Just two excerpts from the paper are needed to recognize what the Hansen et al paper is all about, i.e.
“The Arctic epitomizes the global climate situation. The most rapid feasible slowdown of CO2 emissions, coupled with focused reductions of other forcings, may just have a chance of avoiding disastrous climate change.”
“The potential of these ‘amber waves of grain’ and coastal facilities for permanent underground storage ‘from sea to shining sea’ to help restore America’s technical prowess, moral authority and prestige, for the sake of our children and grandchildren, in the course of helping to solve the climate problem, has not escaped our attention.”
This paper is clearly an advocacy article using the guise of cherrypicked science to promote a particular political and policy agenda. It very much fits into the definition of “stealth issue advocacy” as discussed in
Pielke, R. A. Jr., 2007: The Honest Broker: Making Sense of Science in Policy and Politics
Roger A., Jr. University of Colorado, Boulder
The Hansen et al paper is clearly not an example of serving as an honest broker of climate science.

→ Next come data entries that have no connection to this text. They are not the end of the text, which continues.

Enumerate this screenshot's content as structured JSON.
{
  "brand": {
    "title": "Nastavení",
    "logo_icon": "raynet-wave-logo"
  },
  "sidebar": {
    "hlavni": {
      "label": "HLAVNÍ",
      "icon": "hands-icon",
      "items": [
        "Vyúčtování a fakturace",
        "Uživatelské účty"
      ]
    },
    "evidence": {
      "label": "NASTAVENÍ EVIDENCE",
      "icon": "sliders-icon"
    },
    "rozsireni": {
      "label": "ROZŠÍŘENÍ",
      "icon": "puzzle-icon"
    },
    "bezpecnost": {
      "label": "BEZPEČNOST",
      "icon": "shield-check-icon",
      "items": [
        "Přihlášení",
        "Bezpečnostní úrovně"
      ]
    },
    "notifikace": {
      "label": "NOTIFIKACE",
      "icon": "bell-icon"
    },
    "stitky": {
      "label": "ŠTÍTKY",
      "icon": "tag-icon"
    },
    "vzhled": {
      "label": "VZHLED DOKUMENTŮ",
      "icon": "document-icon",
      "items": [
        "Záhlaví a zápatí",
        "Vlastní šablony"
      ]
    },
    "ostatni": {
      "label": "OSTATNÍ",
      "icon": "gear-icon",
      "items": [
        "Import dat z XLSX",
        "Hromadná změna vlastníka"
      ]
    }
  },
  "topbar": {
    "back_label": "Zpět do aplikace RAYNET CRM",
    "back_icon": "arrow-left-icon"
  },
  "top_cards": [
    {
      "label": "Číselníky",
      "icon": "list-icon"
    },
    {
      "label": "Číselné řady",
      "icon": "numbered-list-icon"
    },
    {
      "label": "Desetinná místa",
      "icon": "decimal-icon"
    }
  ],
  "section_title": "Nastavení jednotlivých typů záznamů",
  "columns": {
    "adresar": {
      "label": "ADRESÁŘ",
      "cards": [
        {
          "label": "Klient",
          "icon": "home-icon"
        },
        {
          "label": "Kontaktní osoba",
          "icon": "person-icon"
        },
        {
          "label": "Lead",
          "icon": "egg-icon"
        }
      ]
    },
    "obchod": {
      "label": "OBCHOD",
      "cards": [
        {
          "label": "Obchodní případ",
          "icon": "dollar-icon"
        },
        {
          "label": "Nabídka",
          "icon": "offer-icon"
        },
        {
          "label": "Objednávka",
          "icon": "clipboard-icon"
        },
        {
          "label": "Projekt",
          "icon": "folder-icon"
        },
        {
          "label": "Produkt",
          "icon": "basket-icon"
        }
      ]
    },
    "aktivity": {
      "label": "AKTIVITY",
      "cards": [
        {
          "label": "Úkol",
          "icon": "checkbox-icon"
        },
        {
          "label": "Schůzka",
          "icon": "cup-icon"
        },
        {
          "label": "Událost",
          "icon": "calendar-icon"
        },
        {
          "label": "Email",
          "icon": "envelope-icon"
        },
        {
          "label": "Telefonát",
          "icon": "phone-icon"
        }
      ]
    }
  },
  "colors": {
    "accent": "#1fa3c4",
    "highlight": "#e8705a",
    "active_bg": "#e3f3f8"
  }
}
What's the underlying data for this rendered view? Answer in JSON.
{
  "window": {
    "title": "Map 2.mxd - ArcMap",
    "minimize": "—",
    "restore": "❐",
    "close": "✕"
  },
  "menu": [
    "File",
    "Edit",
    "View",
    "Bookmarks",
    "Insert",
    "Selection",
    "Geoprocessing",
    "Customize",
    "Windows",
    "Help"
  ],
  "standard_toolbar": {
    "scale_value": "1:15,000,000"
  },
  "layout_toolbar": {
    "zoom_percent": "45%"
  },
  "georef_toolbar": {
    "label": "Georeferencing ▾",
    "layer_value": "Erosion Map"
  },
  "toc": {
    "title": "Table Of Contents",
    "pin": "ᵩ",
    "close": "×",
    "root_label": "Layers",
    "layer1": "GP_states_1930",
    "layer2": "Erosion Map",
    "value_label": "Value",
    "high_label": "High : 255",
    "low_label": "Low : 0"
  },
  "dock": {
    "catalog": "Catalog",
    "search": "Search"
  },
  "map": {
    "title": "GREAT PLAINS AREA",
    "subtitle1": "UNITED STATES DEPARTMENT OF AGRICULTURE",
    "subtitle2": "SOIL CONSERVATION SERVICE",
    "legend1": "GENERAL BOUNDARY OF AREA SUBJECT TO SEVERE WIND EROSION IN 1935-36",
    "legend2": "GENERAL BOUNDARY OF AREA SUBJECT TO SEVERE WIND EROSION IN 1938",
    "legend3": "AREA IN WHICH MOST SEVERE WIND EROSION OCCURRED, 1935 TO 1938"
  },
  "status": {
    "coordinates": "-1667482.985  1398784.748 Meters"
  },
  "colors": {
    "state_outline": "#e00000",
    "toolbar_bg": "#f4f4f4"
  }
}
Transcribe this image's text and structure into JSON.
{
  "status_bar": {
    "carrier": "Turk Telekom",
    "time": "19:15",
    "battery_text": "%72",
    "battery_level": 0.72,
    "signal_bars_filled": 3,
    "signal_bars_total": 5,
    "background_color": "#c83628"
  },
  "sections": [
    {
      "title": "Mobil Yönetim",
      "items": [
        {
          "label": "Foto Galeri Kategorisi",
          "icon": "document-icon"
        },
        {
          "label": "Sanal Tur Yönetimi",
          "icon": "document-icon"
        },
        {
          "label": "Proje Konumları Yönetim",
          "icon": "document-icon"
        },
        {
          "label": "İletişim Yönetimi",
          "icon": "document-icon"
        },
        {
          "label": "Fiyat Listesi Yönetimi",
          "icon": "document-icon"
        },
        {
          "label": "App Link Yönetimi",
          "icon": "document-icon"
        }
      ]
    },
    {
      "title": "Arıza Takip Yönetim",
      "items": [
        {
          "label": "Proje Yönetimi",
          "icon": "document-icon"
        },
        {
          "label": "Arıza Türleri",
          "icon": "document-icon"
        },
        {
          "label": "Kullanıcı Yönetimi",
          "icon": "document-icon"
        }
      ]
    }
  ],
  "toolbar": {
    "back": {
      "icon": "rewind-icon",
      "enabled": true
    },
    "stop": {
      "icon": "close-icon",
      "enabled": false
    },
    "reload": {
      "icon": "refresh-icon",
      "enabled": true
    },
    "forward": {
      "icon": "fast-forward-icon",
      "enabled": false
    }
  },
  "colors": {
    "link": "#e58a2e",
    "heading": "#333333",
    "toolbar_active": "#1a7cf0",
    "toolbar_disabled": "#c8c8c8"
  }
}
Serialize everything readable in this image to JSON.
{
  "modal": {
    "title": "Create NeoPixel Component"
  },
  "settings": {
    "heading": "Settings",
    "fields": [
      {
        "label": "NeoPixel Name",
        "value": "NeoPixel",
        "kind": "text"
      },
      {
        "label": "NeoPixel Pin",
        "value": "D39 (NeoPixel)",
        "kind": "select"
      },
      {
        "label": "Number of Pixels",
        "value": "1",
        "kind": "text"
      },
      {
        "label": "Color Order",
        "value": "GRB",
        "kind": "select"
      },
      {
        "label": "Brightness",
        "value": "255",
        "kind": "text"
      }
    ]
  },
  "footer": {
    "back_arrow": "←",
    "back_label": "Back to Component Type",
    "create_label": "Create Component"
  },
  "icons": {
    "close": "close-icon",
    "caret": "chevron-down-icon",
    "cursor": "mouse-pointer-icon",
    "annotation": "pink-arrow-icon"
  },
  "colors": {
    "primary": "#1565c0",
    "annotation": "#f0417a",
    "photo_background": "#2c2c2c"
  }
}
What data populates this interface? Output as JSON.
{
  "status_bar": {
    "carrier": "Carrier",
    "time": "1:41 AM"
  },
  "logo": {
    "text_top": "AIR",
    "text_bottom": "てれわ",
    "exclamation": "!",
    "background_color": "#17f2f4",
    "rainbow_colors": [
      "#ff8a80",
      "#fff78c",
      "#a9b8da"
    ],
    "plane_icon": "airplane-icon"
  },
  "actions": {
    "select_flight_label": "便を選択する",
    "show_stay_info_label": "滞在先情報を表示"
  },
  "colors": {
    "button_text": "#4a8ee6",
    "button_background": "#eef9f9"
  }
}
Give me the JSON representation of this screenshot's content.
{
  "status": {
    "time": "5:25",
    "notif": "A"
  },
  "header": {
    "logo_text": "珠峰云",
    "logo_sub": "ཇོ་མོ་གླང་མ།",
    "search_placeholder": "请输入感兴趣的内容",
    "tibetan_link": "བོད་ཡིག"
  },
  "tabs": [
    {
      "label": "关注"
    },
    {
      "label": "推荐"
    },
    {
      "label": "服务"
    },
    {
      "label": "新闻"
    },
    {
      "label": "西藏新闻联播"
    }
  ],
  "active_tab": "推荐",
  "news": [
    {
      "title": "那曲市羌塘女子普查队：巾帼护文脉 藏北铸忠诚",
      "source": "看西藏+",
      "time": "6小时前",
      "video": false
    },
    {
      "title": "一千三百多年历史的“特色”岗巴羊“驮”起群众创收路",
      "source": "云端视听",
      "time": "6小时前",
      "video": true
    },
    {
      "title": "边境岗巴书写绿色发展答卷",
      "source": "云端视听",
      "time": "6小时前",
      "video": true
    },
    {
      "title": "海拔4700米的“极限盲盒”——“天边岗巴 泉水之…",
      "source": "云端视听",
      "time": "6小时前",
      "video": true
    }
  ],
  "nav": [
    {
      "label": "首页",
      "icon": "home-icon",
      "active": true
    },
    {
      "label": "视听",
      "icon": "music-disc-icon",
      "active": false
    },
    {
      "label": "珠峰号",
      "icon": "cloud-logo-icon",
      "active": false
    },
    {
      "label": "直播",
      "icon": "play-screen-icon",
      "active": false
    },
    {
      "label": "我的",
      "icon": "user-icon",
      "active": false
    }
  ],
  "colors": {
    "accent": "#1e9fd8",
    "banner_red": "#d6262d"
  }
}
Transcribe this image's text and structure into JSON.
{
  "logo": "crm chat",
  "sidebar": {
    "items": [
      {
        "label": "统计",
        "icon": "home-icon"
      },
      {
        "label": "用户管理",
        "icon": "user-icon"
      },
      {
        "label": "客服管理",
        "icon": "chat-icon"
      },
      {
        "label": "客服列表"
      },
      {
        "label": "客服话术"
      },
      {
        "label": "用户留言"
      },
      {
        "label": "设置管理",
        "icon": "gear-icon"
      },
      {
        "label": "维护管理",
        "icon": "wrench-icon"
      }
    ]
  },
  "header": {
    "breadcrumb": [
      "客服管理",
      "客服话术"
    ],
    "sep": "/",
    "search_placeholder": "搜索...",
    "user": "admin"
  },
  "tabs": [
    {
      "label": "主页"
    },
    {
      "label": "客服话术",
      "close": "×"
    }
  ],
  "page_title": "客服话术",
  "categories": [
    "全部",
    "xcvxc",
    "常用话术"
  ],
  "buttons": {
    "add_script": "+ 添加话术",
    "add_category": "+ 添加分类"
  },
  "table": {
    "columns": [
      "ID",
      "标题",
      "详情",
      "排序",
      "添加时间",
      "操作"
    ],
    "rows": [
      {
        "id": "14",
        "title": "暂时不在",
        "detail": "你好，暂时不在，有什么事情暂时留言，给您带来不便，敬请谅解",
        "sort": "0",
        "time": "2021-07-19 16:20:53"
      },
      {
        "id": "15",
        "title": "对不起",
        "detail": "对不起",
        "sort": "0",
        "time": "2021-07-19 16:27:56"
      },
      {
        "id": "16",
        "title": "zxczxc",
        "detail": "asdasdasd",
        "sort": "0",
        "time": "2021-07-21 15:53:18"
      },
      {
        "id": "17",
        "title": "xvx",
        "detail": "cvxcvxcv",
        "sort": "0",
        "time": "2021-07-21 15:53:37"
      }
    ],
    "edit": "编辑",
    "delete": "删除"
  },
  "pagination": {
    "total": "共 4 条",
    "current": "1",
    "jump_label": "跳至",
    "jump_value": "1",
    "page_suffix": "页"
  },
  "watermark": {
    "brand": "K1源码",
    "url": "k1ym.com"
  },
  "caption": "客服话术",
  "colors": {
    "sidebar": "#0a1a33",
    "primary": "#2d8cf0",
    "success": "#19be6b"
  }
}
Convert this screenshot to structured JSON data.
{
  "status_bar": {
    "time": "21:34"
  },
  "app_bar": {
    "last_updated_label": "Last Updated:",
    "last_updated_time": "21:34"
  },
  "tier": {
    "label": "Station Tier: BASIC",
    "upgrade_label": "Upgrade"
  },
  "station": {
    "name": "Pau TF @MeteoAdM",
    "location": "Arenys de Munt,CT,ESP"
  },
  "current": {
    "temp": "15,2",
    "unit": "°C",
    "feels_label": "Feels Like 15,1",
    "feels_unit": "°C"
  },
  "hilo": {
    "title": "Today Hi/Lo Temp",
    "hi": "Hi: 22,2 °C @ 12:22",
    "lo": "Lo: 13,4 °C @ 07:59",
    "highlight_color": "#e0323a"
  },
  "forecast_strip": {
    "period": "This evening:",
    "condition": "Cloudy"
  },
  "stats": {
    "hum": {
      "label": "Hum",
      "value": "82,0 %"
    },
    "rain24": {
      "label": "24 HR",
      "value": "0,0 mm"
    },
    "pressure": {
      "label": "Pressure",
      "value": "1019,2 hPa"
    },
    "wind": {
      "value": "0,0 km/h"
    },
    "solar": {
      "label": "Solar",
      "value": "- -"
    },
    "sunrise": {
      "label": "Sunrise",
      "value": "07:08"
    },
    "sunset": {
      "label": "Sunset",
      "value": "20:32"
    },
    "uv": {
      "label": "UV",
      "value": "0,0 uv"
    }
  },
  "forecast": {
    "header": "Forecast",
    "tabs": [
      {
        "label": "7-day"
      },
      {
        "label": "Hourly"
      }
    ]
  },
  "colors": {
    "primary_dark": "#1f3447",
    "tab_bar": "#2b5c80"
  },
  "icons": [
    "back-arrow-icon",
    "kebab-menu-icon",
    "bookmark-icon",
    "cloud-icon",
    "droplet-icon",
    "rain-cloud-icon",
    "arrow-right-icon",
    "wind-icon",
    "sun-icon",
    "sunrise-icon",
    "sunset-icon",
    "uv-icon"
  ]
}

Hansen et al, of course, are correct that the climate system is nonlinear and sudden transitions on a variety of space and time scales do occur, as we discussed in
Rial, J., R.A. Pielke Sr., M. Beniston, M. Claussen, J. Canadell, P. Cox, H. Held, N. de Noblet-Ducoudre, R. Prinn, J. Reynolds, and J.D. Salas, 2004: Nonlinearities, feedbacks and critical thresholds within the Earth’s climate system. Climatic Change, 65, 11-38.
The Hansen et al article, however oversimplifies the climate system as being dominated by the radiative effect of human added CO2. Such a perturbation, of course, just as easily could move us away from undesirable climate transitions, instead of toward such transitions. Prudence suggests that we work to minimize our disturbance of the climate system since we do not understand the climate system well enough.
However, to focus on just a small subset of forcings is seriously misleading policymakers on the most effective way to deal with our social and environmental vulnerability from the entire spectrum of the actual environmental risks and other threats that we face.